However, there are some fairly common opinions and stereotypes about each of the professional bodies that you might want to keep in mind before committing to one or the other. CA’s are largely seen as the more traditional ‘straight-laced’ accounting body, and as technical accounting specialists likely to perform more of the nitty gritty accounting and auditing work whereas CPA’s are seen more as still technically competent but more educated in business strategy, management and specialist accounting areas. The majority of CPA’s are in commercial roles, such as banking, finance and industry, whereas the majority of CA’s are in public practice (accounting firms).
You’ll get plenty of differing opinions on which one is superior, but the fact is that they both prescribe to the same standards, regulations, and principles. You’ll find that as long as you’ve proven yourself in the workplace, the vast majority of managers and senior accountants will not care either way if you have a CPA or CA designation. Some types of organisations, such as certain public practice accounting firms or Big 4 partners may be more politically influenced and motivated and may prefer CA over CPA, but generally this is a rapidly aging and antiquated viewpoint.
As to which one is harder to do – there’s really no question, the CA program is more difficult. It goes deeper into the technical aspects of accounting and requires you to complete often very detailed and involved assignments as well as the exams. Your work is also generally judged far more harshly in the CA program – markers will expect you to know everything there is to know about the area you’re being examined on, and you’ll usually have to provide detailed workings and references as to why you did something a particular way.

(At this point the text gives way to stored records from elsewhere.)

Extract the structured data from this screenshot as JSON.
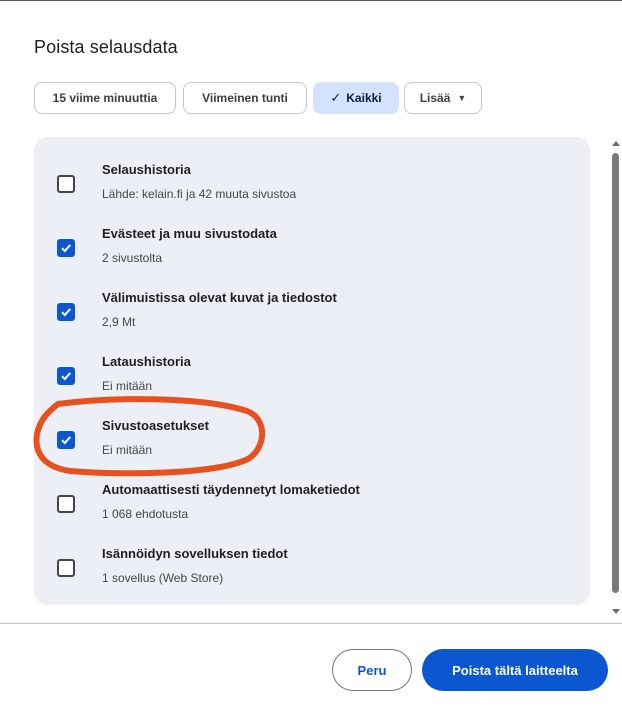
{
  "dialog": {
    "title": "Poista selausdata"
  },
  "time_chips": [
    {
      "label": "15 viime minuuttia",
      "selected": false
    },
    {
      "label": "Viimeinen tunti",
      "selected": false
    },
    {
      "label": "Kaikki",
      "selected": true
    },
    {
      "label": "Lisää",
      "selected": false
    }
  ],
  "items": [
    {
      "title": "Selaushistoria",
      "subtitle": "Lähde: kelain.fi ja 42 muuta sivustoa",
      "checked": false
    },
    {
      "title": "Evästeet ja muu sivustodata",
      "subtitle": "2 sivustolta",
      "checked": true
    },
    {
      "title": "Välimuistissa olevat kuvat ja tiedostot",
      "subtitle": "2,9 Mt",
      "checked": true
    },
    {
      "title": "Lataushistoria",
      "subtitle": "Ei mitään",
      "checked": true
    },
    {
      "title": "Sivustoasetukset",
      "subtitle": "Ei mitään",
      "checked": true
    },
    {
      "title": "Automaattisesti täydennetyt lomaketiedot",
      "subtitle": "1 068 ehdotusta",
      "checked": false
    },
    {
      "title": "Isännöidyn sovelluksen tiedot",
      "subtitle": "1 sovellus (Web Store)",
      "checked": false
    }
  ],
  "buttons": {
    "cancel": "Peru",
    "delete": "Poista tältä laitteelta"
  },
  "colors": {
    "accent": "#0b57d0",
    "chip_selected": "#d3e3fd",
    "panel_bg": "#eceff5",
    "annotation": "#e8501f"
  },
  "icons": {
    "checkmark": "check-icon",
    "dropdown": "caret-down-icon"
  }
}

In contrast, CPA exams usually are comprised of at least 75% multiple choice – which doesn’t automatically make them easy, of course – you’ll still be required to actually know the material you’re being tested on, and work fast and efficiently.
So if your personal goal is simply to get accreditation to satisfy your boss’s demands that you get a professional accounting qualification, you’re probably better of going with the CPA program. It’s less time consuming to study for, less stressful in general and has excellent support services and exam help provided by CPA staff. If you have grand ambitions of one day becoming a partner of a Big 4 firm like Deloitte or Ernst & Young, you might be better off choosing the CA program as to avoid any complications later down the track.
CPA Australia also has significantly more members than CA, with approximately 144,000 members compared to an estimated 38,000 Charted Accountants.
Finally, the other thing to consider is that the CPA qualification isn’t recognised in the Global Accounting Alliance (GAA) whereas the CA is. So if you ever want to transfer your qualification to the United States or the UK, then doing the CPA will not allow you to do so.
Mutual recognition agreements between worldwide accounting bodies
CPA Australia has mutual recognition agreements with the:
Society of Management Accountants of Canada (CMA Canada)
Certified General Accountants Association of Canada (CGA-Canada)
Hong Kong Institute of Certified Public Accountants (HKICPA)
Malaysian Institute of Accountants (MIA)
Institute of Certified Public Accountants of Singapore (ICPAS)
Chartered Institute of Public Finance and Accountancy (CIPFA)
Chartered Institute of Management Accountants (CIMA)
The Institute of Certified Public Accountants in Ireland (CPA Ireland)
Institute of Chartered Accountants of India (ICAI)
Note: Coconut Daily assumes no responsibility for the accuracy of the information in this article. Please consult the CPA Australia website for the latest enrollment and membership requirements.